* What this task involves: Print every line below exactly as written, but leave the pictures behind.

* Source data:
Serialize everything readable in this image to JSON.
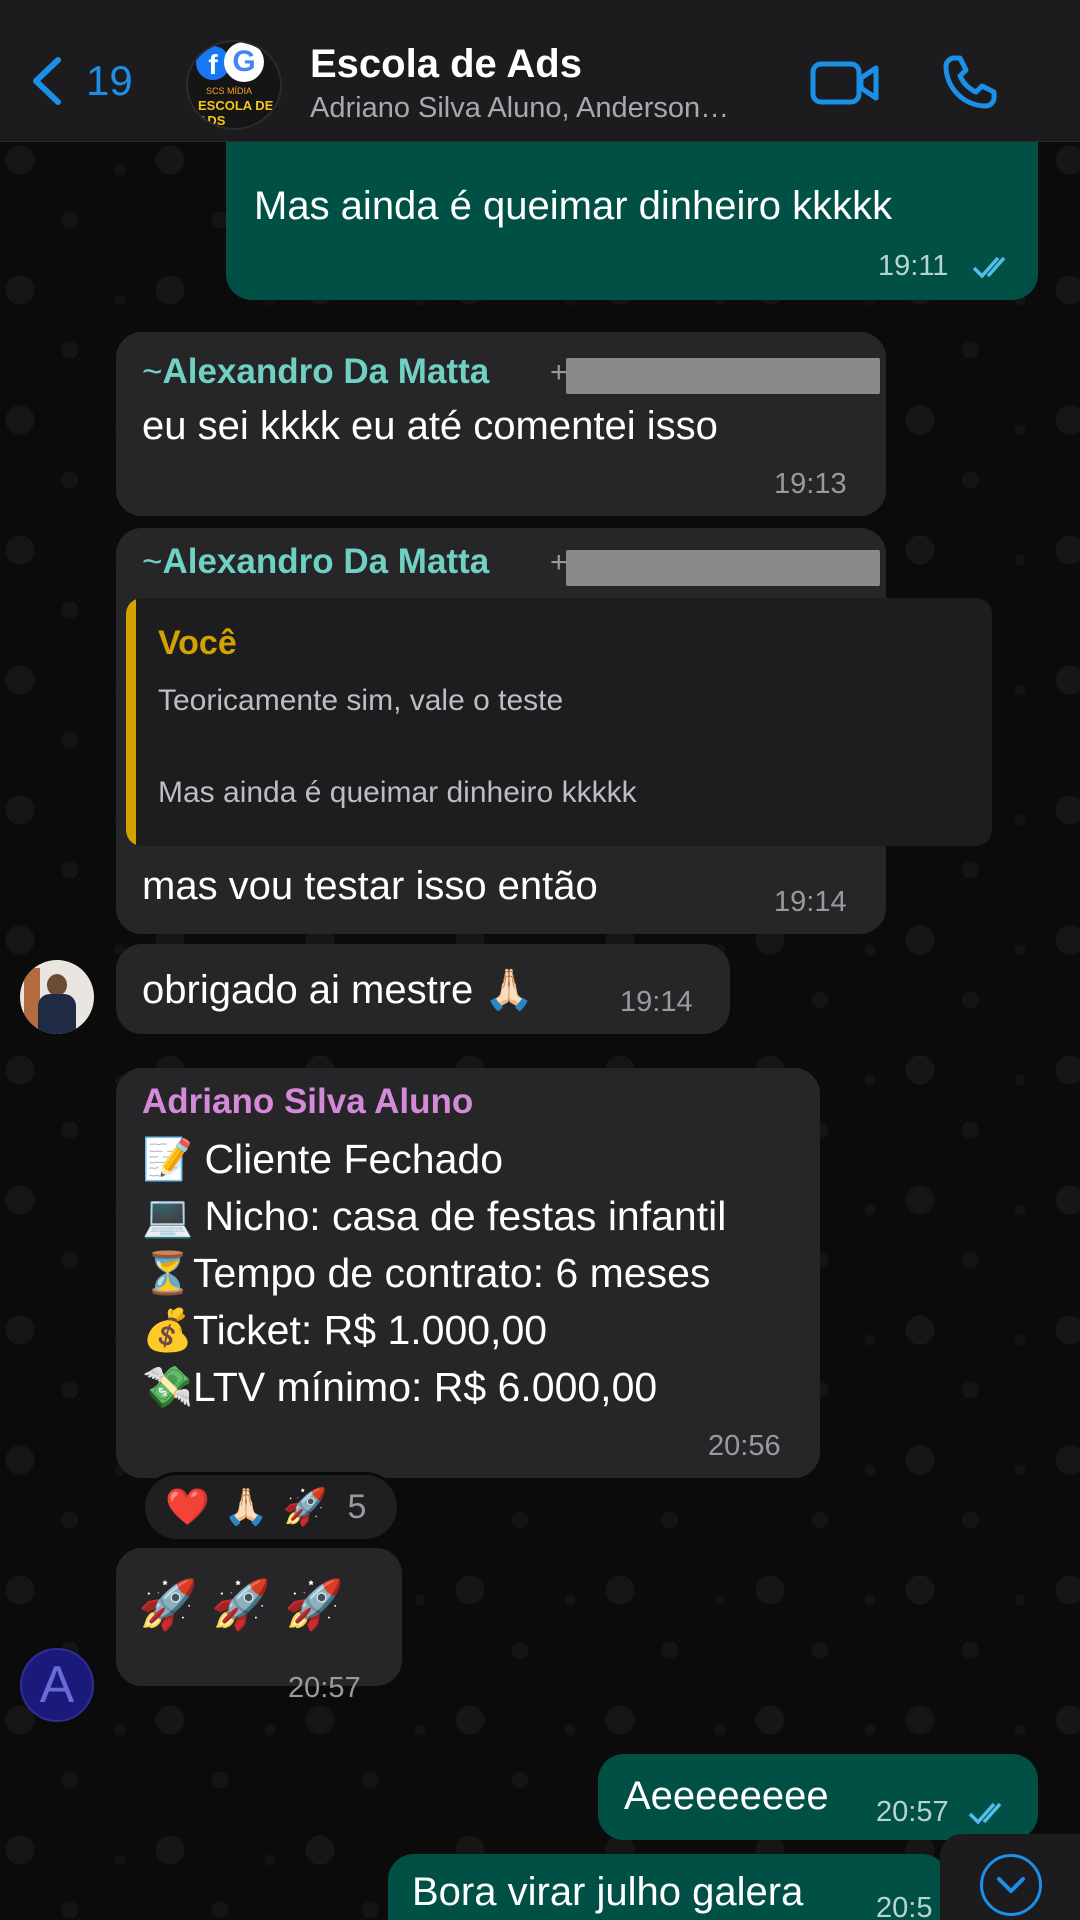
{
  "header": {
    "back_count": "19",
    "title": "Escola de Ads",
    "members": "Adriano Silva Aluno, Anderson…",
    "avatar_text_top": "SCS MÍDIA",
    "avatar_text_main": "ESCOLA DE ADS"
  },
  "messages": [
    {
      "type": "outgoing",
      "text": "Mas ainda é queimar dinheiro kkkkk",
      "time": "19:11",
      "status": "read"
    },
    {
      "type": "incoming",
      "sender_prefix": "~",
      "sender": "Alexandro Da Matta",
      "sender_plus": "+",
      "text": "eu sei kkkk eu até comentei isso",
      "time": "19:13"
    },
    {
      "type": "incoming",
      "sender_prefix": "~",
      "sender": "Alexandro Da Matta",
      "sender_plus": "+",
      "quote": {
        "author": "Você",
        "line1": "Teoricamente sim, vale o teste",
        "line2": "Mas ainda é queimar dinheiro kkkkk"
      },
      "text": "mas vou testar isso então",
      "time": "19:14"
    },
    {
      "type": "incoming",
      "text": "obrigado ai mestre 🙏🏻",
      "time": "19:14"
    },
    {
      "type": "incoming",
      "sender": "Adriano Silva Aluno",
      "lines": [
        "📝 Cliente Fechado",
        "💻 Nicho: casa de festas infantil",
        "⏳Tempo de contrato: 6 meses",
        "💰Ticket: R$ 1.000,00",
        "💸LTV mínimo: R$ 6.000,00"
      ],
      "time": "20:56",
      "reactions": {
        "emojis": [
          "❤️",
          "🙏🏻",
          "🚀"
        ],
        "count": "5"
      }
    },
    {
      "type": "incoming",
      "text": "🚀 🚀 🚀",
      "time": "20:57"
    },
    {
      "type": "outgoing",
      "text": "Aeeeeeeee",
      "time": "20:57",
      "status": "read"
    },
    {
      "type": "outgoing",
      "text": "Bora virar julho galera",
      "time": "20:5"
    }
  ],
  "colors": {
    "accent_blue": "#1a90e8",
    "outgoing_bubble": "#005046",
    "incoming_bubble": "#262628",
    "sender_alexandro": "#6fd0c3",
    "sender_adriano": "#d58ad9",
    "quote_author": "#d4a200"
  },
  "icons": [
    "chevron-left-icon",
    "video-call-icon",
    "phone-icon",
    "double-check-icon",
    "chevron-down-icon"
  ]
}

* Reply to the exercise:
Serialize everything readable in this image to JSON.
{
  "header": {
    "back_count": "19",
    "title": "Escola de Ads",
    "members": "Adriano Silva Aluno, Anderson…",
    "avatar_text_top": "SCS MÍDIA",
    "avatar_text_main": "ESCOLA DE ADS"
  },
  "messages": [
    {
      "type": "outgoing",
      "text": "Mas ainda é queimar dinheiro kkkkk",
      "time": "19:11",
      "status": "read"
    },
    {
      "type": "incoming",
      "sender_prefix": "~",
      "sender": "Alexandro Da Matta",
      "sender_plus": "+",
      "text": "eu sei kkkk eu até comentei isso",
      "time": "19:13"
    },
    {
      "type": "incoming",
      "sender_prefix": "~",
      "sender": "Alexandro Da Matta",
      "sender_plus": "+",
      "quote": {
        "author": "Você",
        "line1": "Teoricamente sim, vale o teste",
        "line2": "Mas ainda é queimar dinheiro kkkkk"
      },
      "text": "mas vou testar isso então",
      "time": "19:14"
    },
    {
      "type": "incoming",
      "text": "obrigado ai mestre 🙏🏻",
      "time": "19:14"
    },
    {
      "type": "incoming",
      "sender": "Adriano Silva Aluno",
      "lines": [
        "📝 Cliente Fechado",
        "💻 Nicho: casa de festas infantil",
        "⏳Tempo de contrato: 6 meses",
        "💰Ticket: R$ 1.000,00",
        "💸LTV mínimo: R$ 6.000,00"
      ],
      "time": "20:56",
      "reactions": {
        "emojis": [
          "❤️",
          "🙏🏻",
          "🚀"
        ],
        "count": "5"
      }
    },
    {
      "type": "incoming",
      "text": "🚀 🚀 🚀",
      "time": "20:57"
    },
    {
      "type": "outgoing",
      "text": "Aeeeeeeee",
      "time": "20:57",
      "status": "read"
    },
    {
      "type": "outgoing",
      "text": "Bora virar julho galera",
      "time": "20:5"
    }
  ],
  "colors": {
    "accent_blue": "#1a90e8",
    "outgoing_bubble": "#005046",
    "incoming_bubble": "#262628",
    "sender_alexandro": "#6fd0c3",
    "sender_adriano": "#d58ad9",
    "quote_author": "#d4a200"
  },
  "icons": [
    "chevron-left-icon",
    "video-call-icon",
    "phone-icon",
    "double-check-icon",
    "chevron-down-icon"
  ]
}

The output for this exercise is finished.